GE technology is responsible for some 75percent of thermal power generation in Ghana, and when ongoing projects are completed, it could reach 85percent, Leslie Nelson, CEO of Gas Power Systems and GE Ghana has said.
Whilst it is providing the technology for a number of thermal power projects, it is also a partner investor in some, including the 400megawatts Bridge Power project.
Russel Stokes, a senior Vice President, GE, told the B&FT that the company is committed to the development of the energy sector of Ghana because the country has vision and a plan to execute projects.
“GE technology powers two-thirds of all the power generated in Tema and all the power generated in Takoradi, our two national power hubs. Projects in the pipeline like Amandi, Cenpower, Bridge Power Ph I & II in the pipeline will increase our number to 90percent.
In Ghana, today, we have contributed over 600MW to the grid in the last 24 months with an additional 900MW in the next 2 years,” he said.
Currently, the total electricity demand of the nation, according to the Energy Commission, is 2,533MW for homes, schools, businesses, industries, among others. Even though the hydro and thermal supply chains, the two major sources, have 2,812MW of installed capacity, the only available capacity for consumption is 1,895MW.
Mr. Stokes, who is also the President and CEO of GE Power, explained that GE Power’s 400MW Bridgepower project will be the first LPG fired power plant in Africa and the largest LPG fired power plant in the world.
He added that the Atuabo Waste to power IPP project will be the first LM2500 plant to use otherwise flared Isopentane gas as a fuel source and will run on GE’s latest and greatest version of the LM2500 engines, whilst the Cenpower IPP project, financed by the AFC, will achieve commercial operation in 2018 and will bring online 350MW of power – enough electricity to power over two million Ghanaian homes.
He noted that the 200MW Amandi power plant will run on 9E technology offering tri-fuel flexibility for the country and will come online in 2019.
“It will run initially on Light Crude Oil (LCO) and switch to indigenous gas from Ghana’s offshore Sankofa natural gas fields once available. The plant will be one of the most efficient power plants in the country and will generate the equivalent power needed to supply more than one million Ghanaian homes,” he added.
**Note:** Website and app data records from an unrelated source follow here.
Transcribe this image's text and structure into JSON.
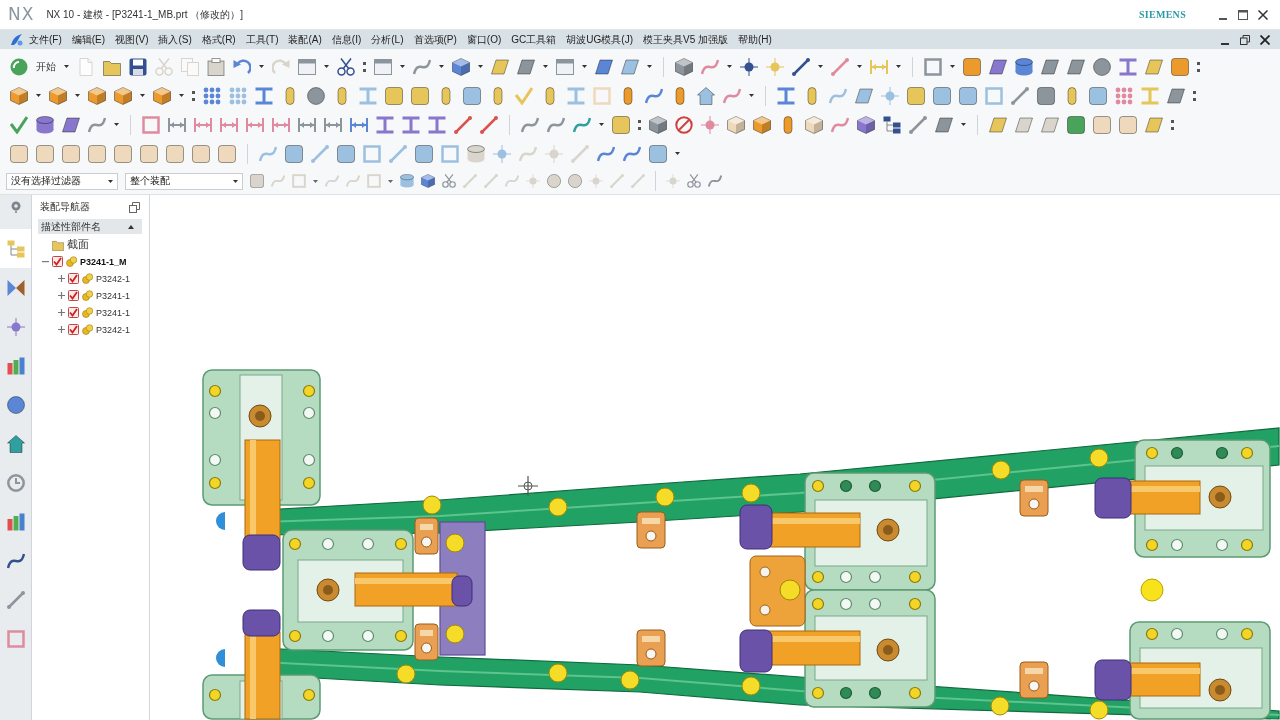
{
  "window": {
    "logo": "NX",
    "title": "NX 10 - 建模 - [P3241-1_MB.prt （修改的）]",
    "brand": "SIEMENS"
  },
  "menu_bar": {
    "items": [
      "文件(F)",
      "编辑(E)",
      "视图(V)",
      "插入(S)",
      "格式(R)",
      "工具(T)",
      "装配(A)",
      "信息(I)",
      "分析(L)",
      "首选项(P)",
      "窗口(O)",
      "GC工具箱",
      "胡波UG模具(J)",
      "模王夹具V5 加强版",
      "帮助(H)"
    ]
  },
  "toolbar": {
    "start_label": "开始",
    "selection_filters": [
      {
        "value": "没有选择过滤器"
      },
      {
        "value": "整个装配"
      }
    ]
  },
  "resource_bar": {
    "tabs": [
      {
        "selected": true
      },
      {
        "selected": false
      },
      {
        "selected": false
      },
      {
        "selected": false
      },
      {
        "selected": false
      },
      {
        "selected": false
      },
      {
        "selected": false
      },
      {
        "selected": false
      },
      {
        "selected": false
      },
      {
        "selected": false
      },
      {
        "selected": false
      }
    ]
  },
  "assembly_navigator": {
    "title": "装配导航器",
    "column": "描述性部件名",
    "tree": [
      {
        "label": "截面",
        "kind": "folder"
      },
      {
        "label": "P3241-1_M",
        "kind": "assembly",
        "expanded": true,
        "checked": true,
        "children": [
          {
            "label": "P3242-1",
            "kind": "part",
            "expanded": false,
            "checked": true
          },
          {
            "label": "P3241-1",
            "kind": "part",
            "expanded": false,
            "checked": true
          },
          {
            "label": "P3241-1",
            "kind": "part",
            "expanded": false,
            "checked": true
          },
          {
            "label": "P3242-1",
            "kind": "part",
            "expanded": false,
            "checked": true
          }
        ]
      }
    ]
  }
}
Leslie Nelson added that: “We are making projects that maybe wouldn’t happen without a company like ours. We bring the global scale, capabilities to finance and bring on better partners, best in class and bring in consortiums that are rarely seen on this continent. We attract partners that are in there simply because GE is in it.
90-95percent of the people who work in this office are Ghanaians and so when the lights are out we feel it and when the prices of electricity drop then we all have more money in our pocket. This is not a fly in, fly out culture. We are in here for the long run,” he said.
“We invest in markets and we employ locals to undertake jobs. These people want to see their countries continue to progress on a global stage. We are committed to the country and we want to humbly learn and continue to do whatever we have to do to arrive at the outcomes that Ghanaians are looking for.”